## Your instructions
Return every line from the records below that has the word "this".

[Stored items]
Start of Block

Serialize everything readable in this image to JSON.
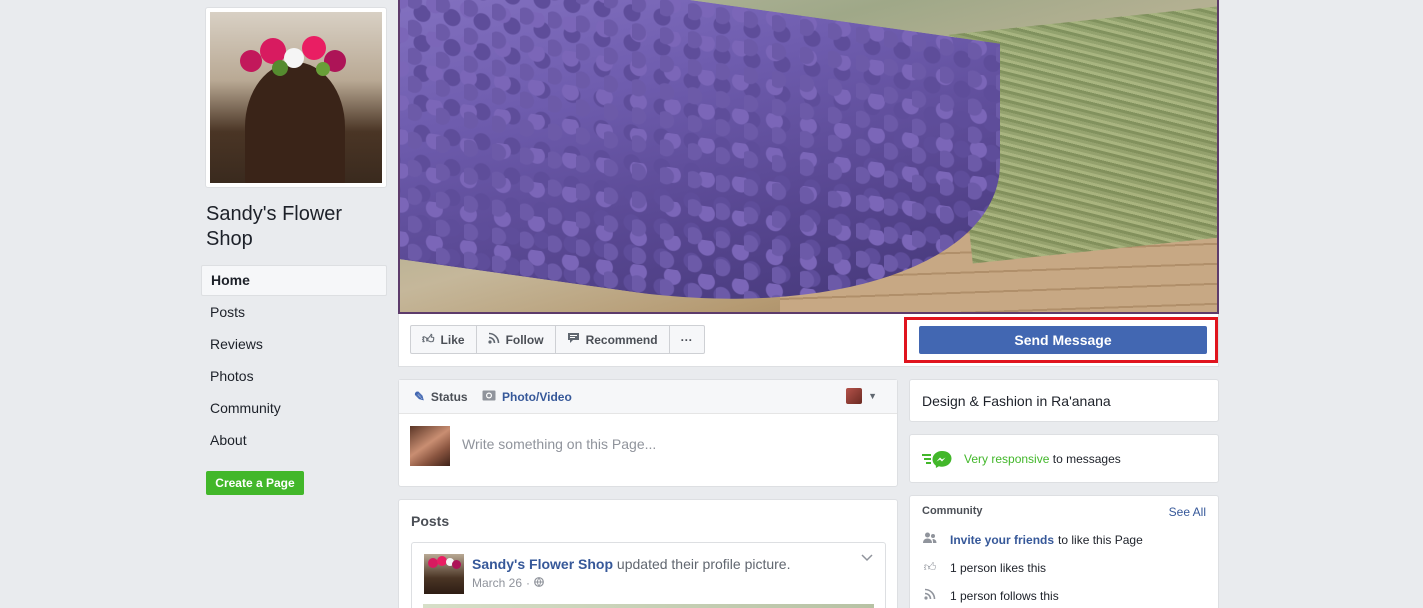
{
  "page": {
    "name": "Sandy's Flower Shop"
  },
  "nav": {
    "items": [
      {
        "label": "Home"
      },
      {
        "label": "Posts"
      },
      {
        "label": "Reviews"
      },
      {
        "label": "Photos"
      },
      {
        "label": "Community"
      },
      {
        "label": "About"
      }
    ],
    "create_page_label": "Create a Page"
  },
  "action_bar": {
    "like_label": "Like",
    "follow_label": "Follow",
    "recommend_label": "Recommend",
    "more_label": "···",
    "send_message_label": "Send Message",
    "highlight_color": "#e0141e"
  },
  "composer": {
    "status_label": "Status",
    "photo_label": "Photo/Video",
    "placeholder": "Write something on this Page..."
  },
  "posts": {
    "title": "Posts",
    "items": [
      {
        "author": "Sandy's Flower Shop",
        "action": "updated their profile picture.",
        "date": "March 26",
        "separator": "·"
      }
    ]
  },
  "sidebar": {
    "category": "Design & Fashion in Ra'anana",
    "responsiveness": {
      "highlight": "Very responsive",
      "rest": "to messages"
    },
    "community": {
      "title": "Community",
      "see_all": "See All",
      "invite_link": "Invite your friends",
      "invite_rest": "to like this Page",
      "likes": "1 person likes this",
      "follows": "1 person follows this"
    }
  },
  "colors": {
    "brand_blue": "#4267b2",
    "link_blue": "#365899",
    "green": "#42b72a",
    "background": "#e9ebee"
  },
  "icons": [
    "thumbs-up-icon",
    "rss-icon",
    "speech-bubble-icon",
    "more-icon",
    "pencil-icon",
    "camera-icon",
    "chevron-down-icon",
    "messenger-icon",
    "friends-icon",
    "globe-icon"
  ]
}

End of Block

## The completed task
Serialize everything readable in this image to JSON.
    "placeholder": "Write something on this Page..."
      "invite_rest": "to like this Page",
      "likes": "1 person likes this",
      "follows": "1 person follows this"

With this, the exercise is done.